The first purpose of the SDGs is to end poverty in all its forms and everywhere in the world. The majority of workers in the fashion industry are located in developing countries where the laws that regulate labor activity favor systemic poverty. According to a study carried out by Deloitte for Oxfam, only 4% of the price of a garment goes to the person who makes it. It would be enough for fashion brands to commit to paying fair wages to drastically reduce global poverty levels.
This intention is closely related to the 8th goal, which seeks to promote decent work and economic growth. To help with this goal, confirm that workers in your supply chain are paid fairly.
There are more than 60 million garment workers worldwide and an estimated 75% are women. Most of them are in situations of insecurity worsen by extremely low wages, forced overtime, child labor, pregnancy discrimination, as well as physical and verbal abuse. Gender inequality appears to be one of the least addressed issues in the industry.
As a fashion firm, it’s essential that your business cares about establishing standards that protect its workers.
The textile sector is a great consumer of water, it depends on it in all its processes. It’s estimated that more than 80% of the wastewater resulting from human activities is dumped into rivers and seas without removing the contamination. If textile companies discharge into freshwater circuits, residents of the towns where the industry is located have a high probability of ending up drinking and bathing in contaminated water.
As a textile company, you must define goals to improve water management practices, monitor progress and draw comparable results.
What was before? Overproduction or excessive demand for garments? Both brands and consumers must assume their share of responsibility for the consequences caused at an environmental and social level by the fashion industry. We currently consume 400% more garments than 20 years ago and we use them half as often.
To ensure the durability of your products, extend your commitment beyond the sale and raise awareness within your community by communicating care instructions to your customers.
The excessive scalability of the fashion industry has earned its link to climate change. The consolidation of a linear production system, an unsustainable environmental impact and the high complexity of supply chains have as a consequence the depletion of the planet’s natural resources, contributing to deforestation, uncontrolled carbon emissions, droughts, floods, global warming and high waste generation.

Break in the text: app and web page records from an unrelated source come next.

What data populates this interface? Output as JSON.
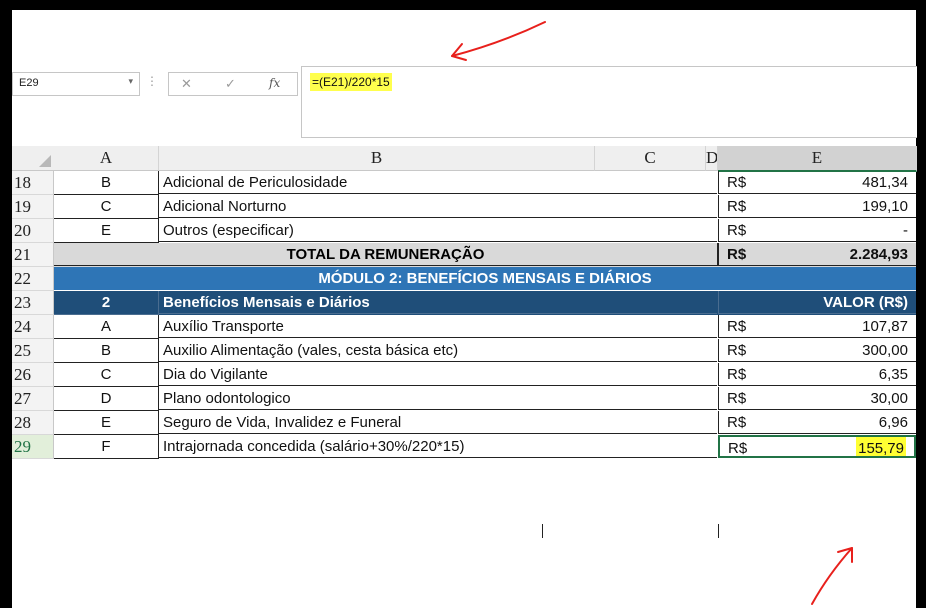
{
  "formula_bar": {
    "cell_ref": "E29",
    "dropdown_icon": "▾",
    "separator": "⋮",
    "cancel_icon": "✕",
    "enter_icon": "✓",
    "fx_label": "fx",
    "formula": "=(E21)/220*15"
  },
  "columns": {
    "A": "A",
    "B": "B",
    "C": "C",
    "D": "D",
    "E": "E"
  },
  "rows": [
    {
      "num": "18",
      "a": "B",
      "b": "Adicional de Periculosidade",
      "cur": "R$",
      "val": "481,34"
    },
    {
      "num": "19",
      "a": "C",
      "b": "Adicional Norturno",
      "cur": "R$",
      "val": "199,10"
    },
    {
      "num": "20",
      "a": "E",
      "b": "Outros (especificar)",
      "cur": "R$",
      "val": "-"
    }
  ],
  "total": {
    "num": "21",
    "label": "TOTAL DA REMUNERAÇÃO",
    "cur": "R$",
    "val": "2.284,93"
  },
  "module": {
    "num": "22",
    "label": "MÓDULO 2: BENEFÍCIOS MENSAIS E DIÁRIOS"
  },
  "section": {
    "num": "23",
    "a": "2",
    "b": "Benefícios Mensais  e Diários",
    "e": "VALOR (R$)"
  },
  "benefits": [
    {
      "num": "24",
      "a": "A",
      "b": "Auxílio Transporte",
      "cur": "R$",
      "val": "107,87"
    },
    {
      "num": "25",
      "a": "B",
      "b": "Auxilio Alimentação (vales, cesta básica etc)",
      "cur": "R$",
      "val": "300,00"
    },
    {
      "num": "26",
      "a": "C",
      "b": "Dia do Vigilante",
      "cur": "R$",
      "val": "6,35"
    },
    {
      "num": "27",
      "a": "D",
      "b": "Plano odontologico",
      "cur": "R$",
      "val": "30,00"
    },
    {
      "num": "28",
      "a": "E",
      "b": "Seguro de Vida, Invalidez e Funeral",
      "cur": "R$",
      "val": "6,96"
    },
    {
      "num": "29",
      "a": "F",
      "b": "Intrajornada concedida (salário+30%/220*15)",
      "cur": "R$",
      "val": "155,79"
    }
  ],
  "colors": {
    "header_blue": "#2e75b6",
    "section_navy": "#1f4e79",
    "total_gray": "#d9d9d9",
    "highlight": "#ffff33",
    "arrow": "#e8201c",
    "excel_green": "#217346"
  }
}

To drastically reduce the emissions caused by the textile activity, your company can use renewable energies and improve the energy efficiency of its supply chains, especially in the most critical areas such as the extraction of raw materials or wet processes.

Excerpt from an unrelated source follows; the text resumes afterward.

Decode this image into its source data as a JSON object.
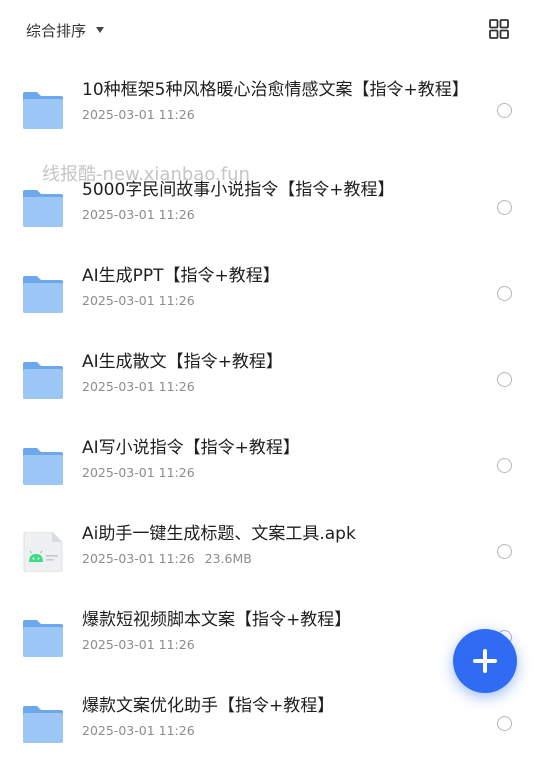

In addition to the contamination of water through chemicals, marine life can also be affected by textile activity from the release of microplastics caused during the washing of garments. Solutions such as laser cutting, material coatings and fabric pre-washing are some of the techniques that can be used on synthetic materials to reduce the release of microfibers throughout their lifetime.
Studying the features of the materials used in your collections, as well as assessing their impact, will allow you to develop actions to reduce their footprint.
The fashion industry has a great impact on biodiversity. The intensive use of the land to extract raw materials, the excessive consumption of natural resources as well as the overproduction of garments have caused an increase in textile waste and its consequent impact on land ecosystems. The fashion industry has a key role in preventing biodiversity loss.
Analyzing and evaluating the life cycle of products from an integral point of view can help your business make more responsible decisions about the supply, processing and disposal of the items.
Becoming aware of the involvement of the fashion industry in achieving the Sustainable Development Goals is a big step towards transforming the textile sector. At BCOME we invite you to use the SDGs as a roadmap to optimize your processes and start your journey towards sustainability. We have the tools and knowledge you need to start this adventure, let’s work together!
Book a demo and start your sustainability journey today
Discover in less than 30 minutes how the leading sustainability technology for fashion businesses can help your company.Request demo